• _Activity_
Each record must be output exactly and in full.
═════ Given data ═════
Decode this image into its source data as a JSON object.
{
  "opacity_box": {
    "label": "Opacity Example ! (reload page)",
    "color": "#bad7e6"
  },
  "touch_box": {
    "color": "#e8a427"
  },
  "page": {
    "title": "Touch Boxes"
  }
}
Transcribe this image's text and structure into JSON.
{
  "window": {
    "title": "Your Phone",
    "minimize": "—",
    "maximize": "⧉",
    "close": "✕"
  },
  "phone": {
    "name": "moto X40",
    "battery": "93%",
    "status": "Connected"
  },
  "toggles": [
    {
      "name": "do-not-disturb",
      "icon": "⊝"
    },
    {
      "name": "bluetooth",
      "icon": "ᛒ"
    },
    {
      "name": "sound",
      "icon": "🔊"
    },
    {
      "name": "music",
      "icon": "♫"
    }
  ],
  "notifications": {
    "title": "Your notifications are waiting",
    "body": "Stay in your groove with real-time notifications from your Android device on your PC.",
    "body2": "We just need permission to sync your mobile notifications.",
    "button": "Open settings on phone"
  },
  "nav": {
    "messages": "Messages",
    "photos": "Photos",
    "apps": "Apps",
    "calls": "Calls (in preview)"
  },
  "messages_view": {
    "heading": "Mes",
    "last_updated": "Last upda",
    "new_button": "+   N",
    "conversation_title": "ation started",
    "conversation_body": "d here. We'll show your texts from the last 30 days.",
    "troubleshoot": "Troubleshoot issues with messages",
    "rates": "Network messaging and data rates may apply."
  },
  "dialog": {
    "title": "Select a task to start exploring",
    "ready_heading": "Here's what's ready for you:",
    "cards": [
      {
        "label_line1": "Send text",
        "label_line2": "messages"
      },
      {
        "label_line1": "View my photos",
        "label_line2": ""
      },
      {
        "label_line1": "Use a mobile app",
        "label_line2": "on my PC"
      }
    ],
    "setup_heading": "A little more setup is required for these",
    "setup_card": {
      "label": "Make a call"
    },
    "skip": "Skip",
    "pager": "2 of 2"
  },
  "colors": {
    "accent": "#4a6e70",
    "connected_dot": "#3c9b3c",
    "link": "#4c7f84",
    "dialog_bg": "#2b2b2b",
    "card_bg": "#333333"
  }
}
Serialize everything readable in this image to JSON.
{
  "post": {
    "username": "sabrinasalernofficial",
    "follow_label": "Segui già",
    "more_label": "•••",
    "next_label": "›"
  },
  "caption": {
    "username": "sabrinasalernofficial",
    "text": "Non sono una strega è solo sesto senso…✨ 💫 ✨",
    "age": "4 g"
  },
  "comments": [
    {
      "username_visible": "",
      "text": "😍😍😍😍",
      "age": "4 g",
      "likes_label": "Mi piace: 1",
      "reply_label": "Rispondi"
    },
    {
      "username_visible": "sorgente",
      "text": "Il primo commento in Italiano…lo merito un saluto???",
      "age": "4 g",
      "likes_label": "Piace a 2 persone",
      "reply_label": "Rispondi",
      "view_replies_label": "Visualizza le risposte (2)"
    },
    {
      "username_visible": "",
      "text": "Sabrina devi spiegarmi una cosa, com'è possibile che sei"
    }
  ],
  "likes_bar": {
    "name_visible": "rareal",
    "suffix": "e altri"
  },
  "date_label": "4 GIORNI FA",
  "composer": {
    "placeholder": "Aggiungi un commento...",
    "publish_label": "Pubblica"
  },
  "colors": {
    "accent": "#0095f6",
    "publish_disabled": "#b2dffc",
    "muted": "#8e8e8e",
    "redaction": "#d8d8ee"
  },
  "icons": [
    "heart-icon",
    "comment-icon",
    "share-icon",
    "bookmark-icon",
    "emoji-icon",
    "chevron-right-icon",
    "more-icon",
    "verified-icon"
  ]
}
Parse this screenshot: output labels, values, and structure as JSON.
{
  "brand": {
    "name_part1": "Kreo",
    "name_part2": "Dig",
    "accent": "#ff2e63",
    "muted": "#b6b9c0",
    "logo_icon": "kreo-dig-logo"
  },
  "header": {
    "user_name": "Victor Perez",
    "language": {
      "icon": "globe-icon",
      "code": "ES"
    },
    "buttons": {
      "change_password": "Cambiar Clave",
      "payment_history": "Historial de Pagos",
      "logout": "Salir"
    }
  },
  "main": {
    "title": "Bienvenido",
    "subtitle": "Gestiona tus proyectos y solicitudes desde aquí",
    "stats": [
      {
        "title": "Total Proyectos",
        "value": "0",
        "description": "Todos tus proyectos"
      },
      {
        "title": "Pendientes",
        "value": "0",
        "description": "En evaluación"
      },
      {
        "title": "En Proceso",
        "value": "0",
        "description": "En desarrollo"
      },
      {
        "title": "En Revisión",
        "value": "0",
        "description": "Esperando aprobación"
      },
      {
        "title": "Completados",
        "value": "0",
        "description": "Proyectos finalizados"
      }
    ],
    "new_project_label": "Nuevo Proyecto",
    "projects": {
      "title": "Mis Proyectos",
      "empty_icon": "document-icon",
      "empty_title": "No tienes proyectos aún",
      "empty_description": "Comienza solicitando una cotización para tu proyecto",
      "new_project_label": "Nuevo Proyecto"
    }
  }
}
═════
• _Exercise solution_
Decode this image into its source data as a JSON object.
{
  "opacity_box": {
    "label": "Opacity Example ! (reload page)",
    "color": "#bad7e6"
  },
  "touch_box": {
    "color": "#e8a427"
  },
  "page": {
    "title": "Touch Boxes"
  }
}
Transcribe this image's text and structure into JSON.
{
  "window": {
    "title": "Your Phone",
    "minimize": "—",
    "maximize": "⧉",
    "close": "✕"
  },
  "phone": {
    "name": "moto X40",
    "battery": "93%",
    "status": "Connected"
  },
  "toggles": [
    {
      "name": "do-not-disturb",
      "icon": "⊝"
    },
    {
      "name": "bluetooth",
      "icon": "ᛒ"
    },
    {
      "name": "sound",
      "icon": "🔊"
    },
    {
      "name": "music",
      "icon": "♫"
    }
  ],
  "notifications": {
    "title": "Your notifications are waiting",
    "body": "Stay in your groove with real-time notifications from your Android device on your PC.",
    "body2": "We just need permission to sync your mobile notifications.",
    "button": "Open settings on phone"
  },
  "nav": {
    "messages": "Messages",
    "photos": "Photos",
    "apps": "Apps",
    "calls": "Calls (in preview)"
  },
  "messages_view": {
    "heading": "Mes",
    "last_updated": "Last upda",
    "new_button": "+   N",
    "conversation_title": "ation started",
    "conversation_body": "d here. We'll show your texts from the last 30 days.",
    "troubleshoot": "Troubleshoot issues with messages",
    "rates": "Network messaging and data rates may apply."
  },
  "dialog": {
    "title": "Select a task to start exploring",
    "ready_heading": "Here's what's ready for you:",
    "cards": [
      {
        "label_line1": "Send text",
        "label_line2": "messages"
      },
      {
        "label_line1": "View my photos",
        "label_line2": ""
      },
      {
        "label_line1": "Use a mobile app",
        "label_line2": "on my PC"
      }
    ],
    "setup_heading": "A little more setup is required for these",
    "setup_card": {
      "label": "Make a call"
    },
    "skip": "Skip",
    "pager": "2 of 2"
  },
  "colors": {
    "accent": "#4a6e70",
    "connected_dot": "#3c9b3c",
    "link": "#4c7f84",
    "dialog_bg": "#2b2b2b",
    "card_bg": "#333333"
  }
}
Serialize everything readable in this image to JSON.
{
  "post": {
    "username": "sabrinasalernofficial",
    "follow_label": "Segui già",
    "more_label": "•••",
    "next_label": "›"
  },
  "caption": {
    "username": "sabrinasalernofficial",
    "text": "Non sono una strega è solo sesto senso…✨ 💫 ✨",
    "age": "4 g"
  },
  "comments": [
    {
      "username_visible": "",
      "text": "😍😍😍😍",
      "age": "4 g",
      "likes_label": "Mi piace: 1",
      "reply_label": "Rispondi"
    },
    {
      "username_visible": "sorgente",
      "text": "Il primo commento in Italiano…lo merito un saluto???",
      "age": "4 g",
      "likes_label": "Piace a 2 persone",
      "reply_label": "Rispondi",
      "view_replies_label": "Visualizza le risposte (2)"
    },
    {
      "username_visible": "",
      "text": "Sabrina devi spiegarmi una cosa, com'è possibile che sei"
    }
  ],
  "likes_bar": {
    "name_visible": "rareal",
    "suffix": "e altri"
  },
  "date_label": "4 GIORNI FA",
  "composer": {
    "placeholder": "Aggiungi un commento...",
    "publish_label": "Pubblica"
  },
  "colors": {
    "accent": "#0095f6",
    "publish_disabled": "#b2dffc",
    "muted": "#8e8e8e",
    "redaction": "#d8d8ee"
  },
  "icons": [
    "heart-icon",
    "comment-icon",
    "share-icon",
    "bookmark-icon",
    "emoji-icon",
    "chevron-right-icon",
    "more-icon",
    "verified-icon"
  ]
}
Parse this screenshot: output labels, values, and structure as JSON.
{
  "brand": {
    "name_part1": "Kreo",
    "name_part2": "Dig",
    "accent": "#ff2e63",
    "muted": "#b6b9c0",
    "logo_icon": "kreo-dig-logo"
  },
  "header": {
    "user_name": "Victor Perez",
    "language": {
      "icon": "globe-icon",
      "code": "ES"
    },
    "buttons": {
      "change_password": "Cambiar Clave",
      "payment_history": "Historial de Pagos",
      "logout": "Salir"
    }
  },
  "main": {
    "title": "Bienvenido",
    "subtitle": "Gestiona tus proyectos y solicitudes desde aquí",
    "stats": [
      {
        "title": "Total Proyectos",
        "value": "0",
        "description": "Todos tus proyectos"
      },
      {
        "title": "Pendientes",
        "value": "0",
        "description": "En evaluación"
      },
      {
        "title": "En Proceso",
        "value": "0",
        "description": "En desarrollo"
      },
      {
        "title": "En Revisión",
        "value": "0",
        "description": "Esperando aprobación"
      },
      {
        "title": "Completados",
        "value": "0",
        "description": "Proyectos finalizados"
      }
    ],
    "new_project_label": "Nuevo Proyecto",
    "projects": {
      "title": "Mis Proyectos",
      "empty_icon": "document-icon",
      "empty_title": "No tienes proyectos aún",
      "empty_description": "Comienza solicitando una cotización para tu proyecto",
      "new_project_label": "Nuevo Proyecto"
    }
  }
}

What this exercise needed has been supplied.